IntroductionOne of the most prevalent problems in the United States and all over the globe would be violence (Kilpatrick 2004). It was even attributed as a major contributing factor to increased mortality and morbidity rates (Delgado 2000). The justice system became the center of debates because of their significant relation.
Under a more specific discussion, the argument for restorative justice was incarceration offered little in terms of rehabilitation opportunities for offenders (Delgado 2000). Instead, their prison time turned them into hardened and angry criminals that set up ÃÂa cycle of recidivism that serves neither them nor societyÃÂ (Delgado 2000, p. 751). Even if the victimÃÂs rights movement raised the clamor for restitution to be included in the court-ordered sentencing, only a few victims receive anything that resembled an apology (Delgado 2000).
According to the Victims Rights Movement, ÃÂtraditional criminal justice system does a second disservice to victims, by forcing them to relive their ordeal at trialÃÂ (Delgado 2000, p.
751). For the American criminal justice system to function, it must use the testimony of the victim to conceptualize that the perpetrator had committed a crime against the state (Delgado 2000). In return, the victim would be offered very little, if any, in terms of counseling services and support (Delgado 2000). The victim also experience a lack of control throughout the period of the trial as district attorneys rarely consult the victims at key points of the trial and decisions are made for them without their input (Delgado 2000).
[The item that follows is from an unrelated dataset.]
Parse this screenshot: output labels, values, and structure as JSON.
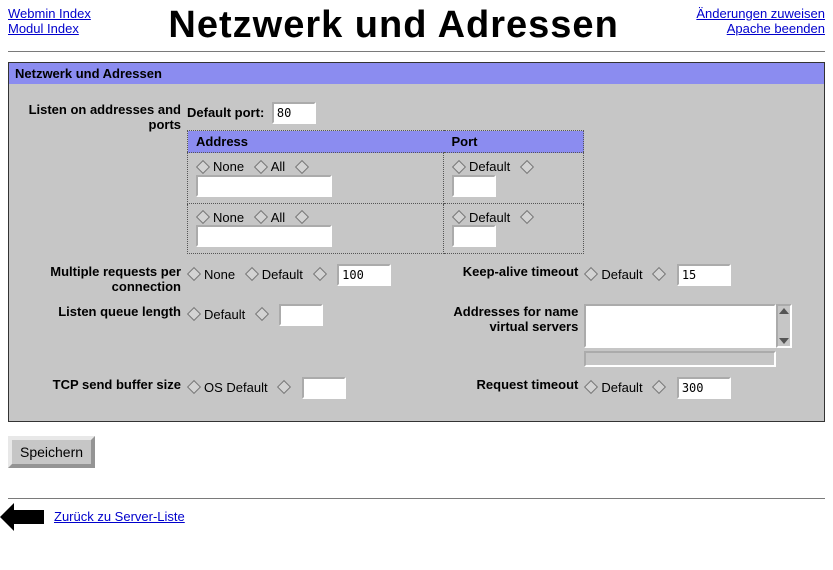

The emergence of this movement served as a signal for restitution advocates that something had been missing from the justice system (Whiteley 1998). Recently, this had been addressed as the system took steps towards giving the victim a deserved, but limited role in the process (Whiteley 1998). They were able to give...